The Story of Umezu ChubePosted: October 11, 2009 | Author: Doug | Filed under: Buddhism, Literature, Religion, Shinto | Leave a comment »
The story of Umezu Chube, or umezu chūbē no hanashi (梅津忠兵衛の話), is a popular story by the famous Irish author in Japan, Yakumo Koizumi (Lafcadio Hearn is his real name). I read this story recently through the White Rabbit Press series of “graded reader stories“,1 and really enjoyed it. This story really epitomizes the way that Shinto, Buddhism and Confucian thought blend together in Japanese religion. I’ve covered the subject before when talking about the mixing of the three in the 1800′s during the Shingaku movement, but this blending of the three essentially occurs throughout Japanese history, and is still very much a part of Japanese religion.
The story is about a samurai named Umezu Chube who is in charge of guarding the gate of his lord’s castle every night. One night, as he came to do his nightly duty, a woman stood waiting for him, clutching a small bundle. When he arrived, she told him that she needed his help and that she had a terrible problem she had to take care of. But in the meantime, she needed him to hold her baby. Umezu was worried that she might be a ghost or phantom, but reluctantly agreed. The woman ran off and disappeared.
As the night wore on, the baby slept soundly, but got heavier, and heavier. Soon, the baby was so heavy that it became excruciating to hold, but Umezu was bound by a sense of duty to keep his promise to the woman.

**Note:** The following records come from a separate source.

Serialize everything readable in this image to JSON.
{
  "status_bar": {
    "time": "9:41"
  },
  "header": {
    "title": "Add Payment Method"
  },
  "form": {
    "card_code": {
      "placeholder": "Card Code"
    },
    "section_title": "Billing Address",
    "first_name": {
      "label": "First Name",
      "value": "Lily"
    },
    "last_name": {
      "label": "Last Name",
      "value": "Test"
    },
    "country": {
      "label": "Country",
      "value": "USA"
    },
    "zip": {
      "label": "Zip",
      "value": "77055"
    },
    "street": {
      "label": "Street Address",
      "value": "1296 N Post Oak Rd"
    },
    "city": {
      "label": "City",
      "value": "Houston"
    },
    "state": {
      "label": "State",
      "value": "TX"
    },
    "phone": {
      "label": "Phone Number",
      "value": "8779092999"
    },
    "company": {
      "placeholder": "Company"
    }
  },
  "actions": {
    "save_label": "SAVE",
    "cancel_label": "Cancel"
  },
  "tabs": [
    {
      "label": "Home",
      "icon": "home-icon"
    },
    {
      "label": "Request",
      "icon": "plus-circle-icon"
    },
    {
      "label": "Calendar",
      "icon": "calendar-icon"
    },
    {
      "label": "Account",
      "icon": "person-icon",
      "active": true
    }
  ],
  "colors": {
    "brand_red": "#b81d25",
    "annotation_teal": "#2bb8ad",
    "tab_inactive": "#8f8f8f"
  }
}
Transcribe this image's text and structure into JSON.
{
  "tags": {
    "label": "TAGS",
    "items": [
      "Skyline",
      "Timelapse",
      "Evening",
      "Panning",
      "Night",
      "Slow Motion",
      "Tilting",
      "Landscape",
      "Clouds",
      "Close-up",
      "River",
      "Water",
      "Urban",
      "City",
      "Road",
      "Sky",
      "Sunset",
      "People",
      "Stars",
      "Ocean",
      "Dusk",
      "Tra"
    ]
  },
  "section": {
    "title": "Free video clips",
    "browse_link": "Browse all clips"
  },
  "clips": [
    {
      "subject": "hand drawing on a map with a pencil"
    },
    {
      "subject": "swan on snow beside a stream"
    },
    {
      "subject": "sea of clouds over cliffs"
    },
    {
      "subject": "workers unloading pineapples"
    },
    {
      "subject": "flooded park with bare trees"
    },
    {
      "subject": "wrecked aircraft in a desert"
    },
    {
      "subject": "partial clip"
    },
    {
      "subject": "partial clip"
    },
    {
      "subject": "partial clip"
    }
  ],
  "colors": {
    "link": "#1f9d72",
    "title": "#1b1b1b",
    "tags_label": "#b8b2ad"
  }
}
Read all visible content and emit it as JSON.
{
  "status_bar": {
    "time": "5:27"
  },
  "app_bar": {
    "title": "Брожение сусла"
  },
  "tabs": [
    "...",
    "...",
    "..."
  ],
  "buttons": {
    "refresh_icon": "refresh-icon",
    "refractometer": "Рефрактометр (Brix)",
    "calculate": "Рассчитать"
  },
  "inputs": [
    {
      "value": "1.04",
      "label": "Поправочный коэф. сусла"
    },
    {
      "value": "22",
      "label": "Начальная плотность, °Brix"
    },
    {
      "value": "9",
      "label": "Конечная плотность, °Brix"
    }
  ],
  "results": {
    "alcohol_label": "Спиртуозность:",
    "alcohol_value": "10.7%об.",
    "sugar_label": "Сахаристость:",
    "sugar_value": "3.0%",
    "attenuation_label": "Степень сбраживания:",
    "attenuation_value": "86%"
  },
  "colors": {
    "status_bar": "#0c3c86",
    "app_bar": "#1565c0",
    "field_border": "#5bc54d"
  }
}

The baby weighed now tens if not hundreds of kilograms and the strong, young samurai was about to collapse from exhaustion, when in desparation he recited Amitabha Buddha’s name three times: namu amida butsu, namu amida butsu, namu amida butsu. Suddenly the baby became much lighter, and then disappeared utterly.
At that very moment, the woman had come back and looked extremely tired herself. She explained that she was a local kami who was trying to save a pregnant, young village girl going through a very difficult labor. The “baby” that Umezu had been carrying was actually the pain, burden and sorrow the young girl endured during labor, along with the fear and worry of her parents who thought she would not survive labor. If Umezu had dropped the baby, then the woman would have died! At first the kami tried to bear the child herself but she wasn’t strong enough so that was when she sought Umezu’s help.
When Umezu had called on the Buddha Amitabha for help, this gave the woman the strength to get through childbirth and the baby was succesfully born. The kami was so grateful to Umezu that she gave him fantastic strength and promised that his descendants would all have the same strength for generations. Umezu was skeptical at first until the following morning he accidentally crushed his rice bowl while holding it in his hand.
You can see how this story reflects a blend of Confucianism, Shinto and Buddhism. The samurai and his concern with honor, duty and loyalty reflect Confucianism. The kami helping in human affairs is of course a part of Shinto beliefs and the recitation of the name of Amitabha Buddha is central to Pure Land Buddhism and many other Buddhist sects. The three work in tandem to help bring a happy ending to this interesting tale.
Unlike some of the more grim and bloody tales told by Hearn, this was more strange but heart-warming. A fun tale to read in Japanese if you can.